you have any religious or cultural beliefs that will affect our teaching.
The types of topics we want to cover include how to be safe, nutrition,
how to safely take your medicines, how to use any equipment you need and
any questions you have about your diagnosis
Language Interpretation Policy
Because we provide healthcare services to people with culturally and physically
diverse backgrounds, we provide a variety of options for interpretation
services, including through the Cyracom Blue Phone system. There is no
charge for these services.
Read our Language Interpreter Services Policy here.
당사는 문화적 및 신체적으로 다양한 배경을 가진 사람들에게 의료 서비스를 제공하기 때문에 Cyracom Blue Phone 시스템
등을 통해 다양한 통역 서비스를 제공합니다. 이러한 서비스는 무료입니다. 여기서 언어 통역 서비스 정책을 읽어보십시오.
When friends call to inquire about your condition, the call will be directed
to your room. More detailed information can be released to one immediate
family member designated by you. If you'd prefer that we withhold
all information, including your condition and location within the hospital,

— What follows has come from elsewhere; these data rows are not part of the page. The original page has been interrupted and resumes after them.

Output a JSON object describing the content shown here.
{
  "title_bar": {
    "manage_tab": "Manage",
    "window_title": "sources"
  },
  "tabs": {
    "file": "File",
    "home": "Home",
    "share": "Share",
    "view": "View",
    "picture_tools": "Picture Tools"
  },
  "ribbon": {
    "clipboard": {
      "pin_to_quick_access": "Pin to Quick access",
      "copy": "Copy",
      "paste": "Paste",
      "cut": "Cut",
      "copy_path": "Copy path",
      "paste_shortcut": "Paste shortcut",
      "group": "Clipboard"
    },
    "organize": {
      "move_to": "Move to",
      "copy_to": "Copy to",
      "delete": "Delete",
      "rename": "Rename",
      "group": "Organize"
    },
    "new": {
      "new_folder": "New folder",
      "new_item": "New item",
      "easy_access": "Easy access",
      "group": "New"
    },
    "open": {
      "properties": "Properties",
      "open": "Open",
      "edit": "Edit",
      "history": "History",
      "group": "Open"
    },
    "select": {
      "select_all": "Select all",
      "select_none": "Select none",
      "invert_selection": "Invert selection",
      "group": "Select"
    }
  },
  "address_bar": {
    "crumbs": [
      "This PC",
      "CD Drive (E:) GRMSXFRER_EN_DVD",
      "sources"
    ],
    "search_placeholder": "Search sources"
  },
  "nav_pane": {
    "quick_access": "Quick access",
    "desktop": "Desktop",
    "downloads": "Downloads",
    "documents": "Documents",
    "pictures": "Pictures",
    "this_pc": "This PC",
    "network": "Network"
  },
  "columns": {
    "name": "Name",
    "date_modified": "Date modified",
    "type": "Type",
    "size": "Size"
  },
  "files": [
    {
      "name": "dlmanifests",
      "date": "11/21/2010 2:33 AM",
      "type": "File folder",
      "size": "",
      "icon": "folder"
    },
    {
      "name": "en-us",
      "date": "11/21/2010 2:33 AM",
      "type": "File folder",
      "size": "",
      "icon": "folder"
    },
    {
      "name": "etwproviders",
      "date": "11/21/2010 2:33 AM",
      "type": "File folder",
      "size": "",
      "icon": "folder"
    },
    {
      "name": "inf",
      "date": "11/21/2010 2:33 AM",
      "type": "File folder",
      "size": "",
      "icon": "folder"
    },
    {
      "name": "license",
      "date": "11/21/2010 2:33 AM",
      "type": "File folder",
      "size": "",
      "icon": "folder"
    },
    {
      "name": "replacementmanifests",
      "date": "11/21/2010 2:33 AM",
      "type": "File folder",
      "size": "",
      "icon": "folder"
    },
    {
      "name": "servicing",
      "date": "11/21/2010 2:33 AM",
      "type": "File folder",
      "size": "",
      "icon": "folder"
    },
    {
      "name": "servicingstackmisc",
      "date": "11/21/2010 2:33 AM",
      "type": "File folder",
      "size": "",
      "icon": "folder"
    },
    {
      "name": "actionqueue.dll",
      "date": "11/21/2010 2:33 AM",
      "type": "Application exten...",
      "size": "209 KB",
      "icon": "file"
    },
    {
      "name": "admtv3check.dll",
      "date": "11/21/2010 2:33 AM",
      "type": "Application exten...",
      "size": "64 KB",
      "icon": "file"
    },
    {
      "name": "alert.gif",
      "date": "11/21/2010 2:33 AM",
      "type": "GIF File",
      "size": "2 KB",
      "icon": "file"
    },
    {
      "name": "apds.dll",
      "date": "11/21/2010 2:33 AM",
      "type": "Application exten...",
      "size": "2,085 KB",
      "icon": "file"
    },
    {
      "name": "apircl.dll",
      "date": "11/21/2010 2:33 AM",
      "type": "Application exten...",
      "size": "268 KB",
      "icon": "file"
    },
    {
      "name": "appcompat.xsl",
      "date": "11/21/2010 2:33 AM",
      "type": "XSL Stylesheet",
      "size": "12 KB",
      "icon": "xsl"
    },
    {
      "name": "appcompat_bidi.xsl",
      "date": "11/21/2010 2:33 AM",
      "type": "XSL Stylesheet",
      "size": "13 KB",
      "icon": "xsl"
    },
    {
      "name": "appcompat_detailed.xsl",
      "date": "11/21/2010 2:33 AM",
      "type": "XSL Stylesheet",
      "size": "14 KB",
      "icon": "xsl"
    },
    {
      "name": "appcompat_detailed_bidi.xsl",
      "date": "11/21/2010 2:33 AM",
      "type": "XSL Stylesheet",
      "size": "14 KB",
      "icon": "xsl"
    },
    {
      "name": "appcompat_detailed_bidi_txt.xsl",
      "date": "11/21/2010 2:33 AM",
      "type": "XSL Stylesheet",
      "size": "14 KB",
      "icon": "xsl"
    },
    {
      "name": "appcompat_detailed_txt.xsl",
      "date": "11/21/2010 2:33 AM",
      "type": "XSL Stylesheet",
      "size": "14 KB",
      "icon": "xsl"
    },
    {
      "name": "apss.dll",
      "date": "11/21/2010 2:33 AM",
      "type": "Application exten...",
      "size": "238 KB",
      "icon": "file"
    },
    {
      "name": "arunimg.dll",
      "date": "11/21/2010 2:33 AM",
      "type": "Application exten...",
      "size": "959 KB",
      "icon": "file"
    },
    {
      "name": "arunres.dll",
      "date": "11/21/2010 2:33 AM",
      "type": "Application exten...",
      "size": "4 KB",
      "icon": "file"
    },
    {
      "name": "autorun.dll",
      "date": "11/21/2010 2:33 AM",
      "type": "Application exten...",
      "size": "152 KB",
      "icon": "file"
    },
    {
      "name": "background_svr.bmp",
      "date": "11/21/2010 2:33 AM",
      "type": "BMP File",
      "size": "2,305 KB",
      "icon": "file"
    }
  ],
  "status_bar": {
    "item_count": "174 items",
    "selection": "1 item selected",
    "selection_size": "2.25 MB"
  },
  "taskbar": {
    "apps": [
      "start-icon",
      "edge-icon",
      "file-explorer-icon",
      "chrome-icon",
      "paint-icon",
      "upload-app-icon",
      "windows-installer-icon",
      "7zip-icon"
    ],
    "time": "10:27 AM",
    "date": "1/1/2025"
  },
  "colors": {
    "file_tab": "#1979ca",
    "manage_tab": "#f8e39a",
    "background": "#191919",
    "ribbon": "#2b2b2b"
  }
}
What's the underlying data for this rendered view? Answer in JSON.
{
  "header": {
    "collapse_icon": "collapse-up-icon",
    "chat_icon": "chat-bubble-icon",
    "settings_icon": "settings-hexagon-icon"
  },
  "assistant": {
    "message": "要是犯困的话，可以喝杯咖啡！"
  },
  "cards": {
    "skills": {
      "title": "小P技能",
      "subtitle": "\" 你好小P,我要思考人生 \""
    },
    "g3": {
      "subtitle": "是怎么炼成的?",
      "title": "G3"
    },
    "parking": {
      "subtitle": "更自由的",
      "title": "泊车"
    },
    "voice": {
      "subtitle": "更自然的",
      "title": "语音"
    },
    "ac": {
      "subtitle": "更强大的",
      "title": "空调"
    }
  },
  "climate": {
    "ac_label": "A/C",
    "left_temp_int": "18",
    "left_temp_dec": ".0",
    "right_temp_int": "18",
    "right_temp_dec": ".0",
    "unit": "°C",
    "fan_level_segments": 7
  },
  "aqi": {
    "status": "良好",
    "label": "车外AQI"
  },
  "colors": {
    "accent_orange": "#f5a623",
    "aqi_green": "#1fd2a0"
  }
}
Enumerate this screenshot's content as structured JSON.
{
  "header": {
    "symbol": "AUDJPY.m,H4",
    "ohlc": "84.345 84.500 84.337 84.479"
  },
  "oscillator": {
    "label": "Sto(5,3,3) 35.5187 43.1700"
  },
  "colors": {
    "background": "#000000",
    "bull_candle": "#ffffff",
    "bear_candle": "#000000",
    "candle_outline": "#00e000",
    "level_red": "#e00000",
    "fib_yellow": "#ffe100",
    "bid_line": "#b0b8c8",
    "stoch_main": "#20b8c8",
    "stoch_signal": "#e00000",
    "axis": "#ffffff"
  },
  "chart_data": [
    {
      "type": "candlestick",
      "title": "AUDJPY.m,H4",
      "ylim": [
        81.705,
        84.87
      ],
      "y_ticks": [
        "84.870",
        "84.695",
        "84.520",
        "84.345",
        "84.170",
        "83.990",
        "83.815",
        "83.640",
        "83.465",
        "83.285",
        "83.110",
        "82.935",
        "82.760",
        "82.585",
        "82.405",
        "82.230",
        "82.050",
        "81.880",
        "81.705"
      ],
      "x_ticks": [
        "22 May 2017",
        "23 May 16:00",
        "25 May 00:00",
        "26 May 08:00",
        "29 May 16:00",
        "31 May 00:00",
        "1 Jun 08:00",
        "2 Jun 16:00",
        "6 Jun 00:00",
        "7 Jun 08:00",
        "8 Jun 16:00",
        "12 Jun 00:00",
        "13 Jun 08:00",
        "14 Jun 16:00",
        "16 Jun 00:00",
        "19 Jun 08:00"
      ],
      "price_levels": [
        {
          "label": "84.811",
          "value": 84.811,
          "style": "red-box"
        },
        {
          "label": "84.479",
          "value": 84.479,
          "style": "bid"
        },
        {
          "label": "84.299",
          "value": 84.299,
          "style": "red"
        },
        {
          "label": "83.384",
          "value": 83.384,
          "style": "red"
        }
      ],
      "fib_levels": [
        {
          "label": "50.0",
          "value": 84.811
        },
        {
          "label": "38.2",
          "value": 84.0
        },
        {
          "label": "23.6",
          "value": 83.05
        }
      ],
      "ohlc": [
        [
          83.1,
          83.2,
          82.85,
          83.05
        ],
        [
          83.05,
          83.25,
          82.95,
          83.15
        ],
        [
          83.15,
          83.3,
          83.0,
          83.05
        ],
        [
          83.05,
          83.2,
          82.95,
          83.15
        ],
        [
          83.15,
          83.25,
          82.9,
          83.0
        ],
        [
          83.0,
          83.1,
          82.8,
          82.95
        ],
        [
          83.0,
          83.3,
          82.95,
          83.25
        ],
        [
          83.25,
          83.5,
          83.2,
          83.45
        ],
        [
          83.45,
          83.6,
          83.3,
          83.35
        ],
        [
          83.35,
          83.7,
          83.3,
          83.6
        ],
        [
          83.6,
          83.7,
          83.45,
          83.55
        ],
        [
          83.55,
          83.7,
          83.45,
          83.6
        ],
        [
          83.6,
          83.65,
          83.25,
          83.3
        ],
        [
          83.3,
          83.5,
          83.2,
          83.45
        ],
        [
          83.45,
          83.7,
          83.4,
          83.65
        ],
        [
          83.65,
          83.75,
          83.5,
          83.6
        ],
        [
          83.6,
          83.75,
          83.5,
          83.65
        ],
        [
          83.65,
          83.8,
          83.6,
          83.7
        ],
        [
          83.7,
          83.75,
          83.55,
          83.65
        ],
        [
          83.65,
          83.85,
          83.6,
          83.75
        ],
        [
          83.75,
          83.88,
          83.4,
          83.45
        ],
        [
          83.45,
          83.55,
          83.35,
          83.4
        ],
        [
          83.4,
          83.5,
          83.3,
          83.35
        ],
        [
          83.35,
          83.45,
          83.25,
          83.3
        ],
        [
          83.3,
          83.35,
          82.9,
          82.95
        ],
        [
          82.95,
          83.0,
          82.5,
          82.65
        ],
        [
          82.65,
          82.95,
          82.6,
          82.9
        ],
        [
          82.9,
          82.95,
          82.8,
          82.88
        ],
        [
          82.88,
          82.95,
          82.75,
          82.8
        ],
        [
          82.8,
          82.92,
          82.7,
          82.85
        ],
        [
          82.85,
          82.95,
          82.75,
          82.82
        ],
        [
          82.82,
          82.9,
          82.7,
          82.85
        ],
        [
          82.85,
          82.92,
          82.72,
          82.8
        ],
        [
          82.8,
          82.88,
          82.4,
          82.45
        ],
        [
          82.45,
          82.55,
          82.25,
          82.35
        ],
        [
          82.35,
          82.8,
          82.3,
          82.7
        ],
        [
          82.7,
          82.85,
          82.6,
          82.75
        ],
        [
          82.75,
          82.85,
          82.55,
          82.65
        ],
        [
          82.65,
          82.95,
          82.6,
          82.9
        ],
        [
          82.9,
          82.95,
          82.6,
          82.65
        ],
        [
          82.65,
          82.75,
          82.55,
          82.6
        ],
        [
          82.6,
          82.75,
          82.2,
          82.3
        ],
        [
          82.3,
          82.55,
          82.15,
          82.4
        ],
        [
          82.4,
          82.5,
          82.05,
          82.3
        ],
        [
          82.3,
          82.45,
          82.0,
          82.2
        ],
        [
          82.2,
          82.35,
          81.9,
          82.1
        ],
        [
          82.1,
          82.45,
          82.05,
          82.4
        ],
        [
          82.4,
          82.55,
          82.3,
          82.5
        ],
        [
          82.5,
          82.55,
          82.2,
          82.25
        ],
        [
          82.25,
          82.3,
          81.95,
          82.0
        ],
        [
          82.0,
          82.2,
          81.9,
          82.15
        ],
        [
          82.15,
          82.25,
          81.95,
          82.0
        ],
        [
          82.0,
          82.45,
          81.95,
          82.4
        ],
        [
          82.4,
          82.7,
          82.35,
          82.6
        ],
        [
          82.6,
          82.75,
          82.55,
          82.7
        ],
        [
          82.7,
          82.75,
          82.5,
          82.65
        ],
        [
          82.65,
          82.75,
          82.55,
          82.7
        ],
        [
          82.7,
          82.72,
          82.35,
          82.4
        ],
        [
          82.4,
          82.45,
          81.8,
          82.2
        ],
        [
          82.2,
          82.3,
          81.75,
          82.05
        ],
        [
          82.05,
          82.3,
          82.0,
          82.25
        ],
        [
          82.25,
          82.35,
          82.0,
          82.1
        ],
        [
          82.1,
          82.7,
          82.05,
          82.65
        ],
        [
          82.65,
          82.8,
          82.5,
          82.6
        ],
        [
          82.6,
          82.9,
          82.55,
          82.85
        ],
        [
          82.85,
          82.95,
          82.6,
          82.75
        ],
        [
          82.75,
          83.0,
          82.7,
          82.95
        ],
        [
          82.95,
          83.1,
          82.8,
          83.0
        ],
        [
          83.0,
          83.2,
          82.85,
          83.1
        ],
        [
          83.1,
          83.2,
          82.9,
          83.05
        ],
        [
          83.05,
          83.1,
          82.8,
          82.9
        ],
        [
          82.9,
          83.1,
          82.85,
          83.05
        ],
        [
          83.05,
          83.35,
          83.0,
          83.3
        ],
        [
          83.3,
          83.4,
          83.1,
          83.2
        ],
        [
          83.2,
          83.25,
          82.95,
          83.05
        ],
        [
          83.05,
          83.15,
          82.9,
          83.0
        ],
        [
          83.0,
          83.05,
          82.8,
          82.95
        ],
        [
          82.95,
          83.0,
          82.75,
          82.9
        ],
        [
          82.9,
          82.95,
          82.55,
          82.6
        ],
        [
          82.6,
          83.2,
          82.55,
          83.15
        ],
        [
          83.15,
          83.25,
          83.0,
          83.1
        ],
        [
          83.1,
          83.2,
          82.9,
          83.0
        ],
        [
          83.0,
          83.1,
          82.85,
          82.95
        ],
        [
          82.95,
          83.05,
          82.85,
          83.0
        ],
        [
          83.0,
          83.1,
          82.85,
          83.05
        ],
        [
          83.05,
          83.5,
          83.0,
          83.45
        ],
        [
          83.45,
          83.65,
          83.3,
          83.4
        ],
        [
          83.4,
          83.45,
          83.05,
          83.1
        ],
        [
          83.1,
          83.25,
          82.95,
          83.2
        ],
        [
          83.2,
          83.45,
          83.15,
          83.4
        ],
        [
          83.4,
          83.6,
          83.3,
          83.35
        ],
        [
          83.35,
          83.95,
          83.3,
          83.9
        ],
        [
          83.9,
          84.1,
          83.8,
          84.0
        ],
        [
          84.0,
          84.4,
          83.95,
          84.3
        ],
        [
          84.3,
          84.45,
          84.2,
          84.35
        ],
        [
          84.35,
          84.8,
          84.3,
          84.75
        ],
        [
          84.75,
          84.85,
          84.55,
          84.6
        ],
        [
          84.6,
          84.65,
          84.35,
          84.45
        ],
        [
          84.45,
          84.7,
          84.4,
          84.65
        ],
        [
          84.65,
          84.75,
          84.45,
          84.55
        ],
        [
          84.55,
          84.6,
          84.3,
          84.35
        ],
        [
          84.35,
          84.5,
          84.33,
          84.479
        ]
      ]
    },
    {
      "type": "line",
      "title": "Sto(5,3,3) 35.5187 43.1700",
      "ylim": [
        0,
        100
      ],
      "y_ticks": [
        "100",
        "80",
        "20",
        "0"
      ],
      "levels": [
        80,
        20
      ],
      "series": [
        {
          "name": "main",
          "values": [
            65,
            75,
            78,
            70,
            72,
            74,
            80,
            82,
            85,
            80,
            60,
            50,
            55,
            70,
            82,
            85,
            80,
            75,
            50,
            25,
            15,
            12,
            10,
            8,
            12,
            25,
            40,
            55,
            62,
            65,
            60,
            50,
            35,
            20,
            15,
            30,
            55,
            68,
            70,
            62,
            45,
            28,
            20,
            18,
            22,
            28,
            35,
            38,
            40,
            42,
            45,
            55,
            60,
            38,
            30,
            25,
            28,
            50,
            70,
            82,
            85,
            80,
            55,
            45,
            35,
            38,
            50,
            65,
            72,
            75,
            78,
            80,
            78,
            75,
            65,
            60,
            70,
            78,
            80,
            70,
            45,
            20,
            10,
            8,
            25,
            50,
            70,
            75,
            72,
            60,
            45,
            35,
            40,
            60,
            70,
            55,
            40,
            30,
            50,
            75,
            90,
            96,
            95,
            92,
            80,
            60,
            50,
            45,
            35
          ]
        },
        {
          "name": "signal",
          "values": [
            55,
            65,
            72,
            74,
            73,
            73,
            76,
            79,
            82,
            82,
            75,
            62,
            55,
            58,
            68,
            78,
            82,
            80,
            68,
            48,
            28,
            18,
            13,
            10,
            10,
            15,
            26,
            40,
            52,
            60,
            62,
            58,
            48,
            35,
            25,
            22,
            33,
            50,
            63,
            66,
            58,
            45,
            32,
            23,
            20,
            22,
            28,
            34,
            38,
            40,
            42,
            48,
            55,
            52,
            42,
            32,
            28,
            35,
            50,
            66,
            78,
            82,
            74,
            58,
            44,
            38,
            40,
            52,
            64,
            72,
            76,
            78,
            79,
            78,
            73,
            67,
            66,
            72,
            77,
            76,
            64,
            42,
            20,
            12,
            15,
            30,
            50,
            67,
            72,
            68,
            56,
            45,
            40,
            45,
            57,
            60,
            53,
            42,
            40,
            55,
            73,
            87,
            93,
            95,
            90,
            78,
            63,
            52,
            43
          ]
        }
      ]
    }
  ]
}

please notify your nurse.
A big part of getting settled is becoming acquainted with your new surroundings.
Your room is where you will spend most of your time, and it is designed
to be as cheerful and pleasant as possible while allowing for comfort
and safety. If your accommodations are semi-private, please be considerate
of your roommate's needs, and limit your visitors and activities accordingly.
The Call System
There is a call button at your bedside and a pull cord in the bathroom
to summon assistance. Just press the button or pull the cord and a staff
member will respond in person or by intercom. Please don't hesitate
to use it if you have questions or need help.
Keeping in touch with loved ones is important, especially when you are
ill. For your convenience, there is a private phone on your bedside table.
If friends or family want to reach you, they can call (760) 670-7400 and
ask the operator to connect them to your room. Special amplifying devices
for those hearing impaired are available upon request.
Cellular telephone use is prohibited while in the hospital building, as
it may interfere with patient monitoring and other medical equipment.
Sometimes the days can seem long, when you are in the hospital. For your
comfort, your room is equipped with a television set. To hear television
programs, change channels, and tune into radio stations, use the bedside control.
Personal Valuables and Belongings
La Palma Intercommunity Hospital cannot be responsible for valuables that
you keep in your possession. You should leave your jewelry, money (large
sum), wallets and purses at home to ensure their safekeeping. Please be
alert concerning your belongings such as dentures, contact lenses, eyeglasses,
hearing aids and comparable personal belongings. Please store these items
carefully when not in use. Never leave them on a meal tray or wrap them
in tissue paper. If you forget to leave your valuables at home and do
not wish to entrust them to a friend or relative, they may be deposited
in the La Palma Hospital safe for safekeeping. Ask your nurse for assistance.
The hospital maintains strict safety requirements on all electrical and
battery-operated appliances used in the patient care environment. No personal
electrical devices are allowed, including hair dryers, curling irons,
electric shavers, radios and similar equipment. The operation of cellular
phones is not allowed anywhere in the building for patient safety.
Breakfast is usually served by a health team member between 7:30 and 8:00
a.m. Lunch is delivered between 12:00 and 12:30 p.m. Dinner usually arrives
between 5:00 and 6:00 p.m. Snacks are available upon request and are served
at 10:00 a.m., 3:00 p.m., and 8:00 p.m., if your diet is not restricted.
Proper nutrition can be as crucial to your health as the right therapy
or medication. In fact, food can play such an important role in your recovery
that your diet is personally prescribed by your physician and carefully
planned by a registered dietitian. Please feel free to ask your nurse
questions regarding your meals.
Our housekeeping staff makes sure your room is neat and clean each day.
They're especially sensitive to your needs for privacy and quiet and
try to complete their tasks discreetly, with as little disturbance as
possible. If you have any special housekeeping requests, please let one
of our staff members know.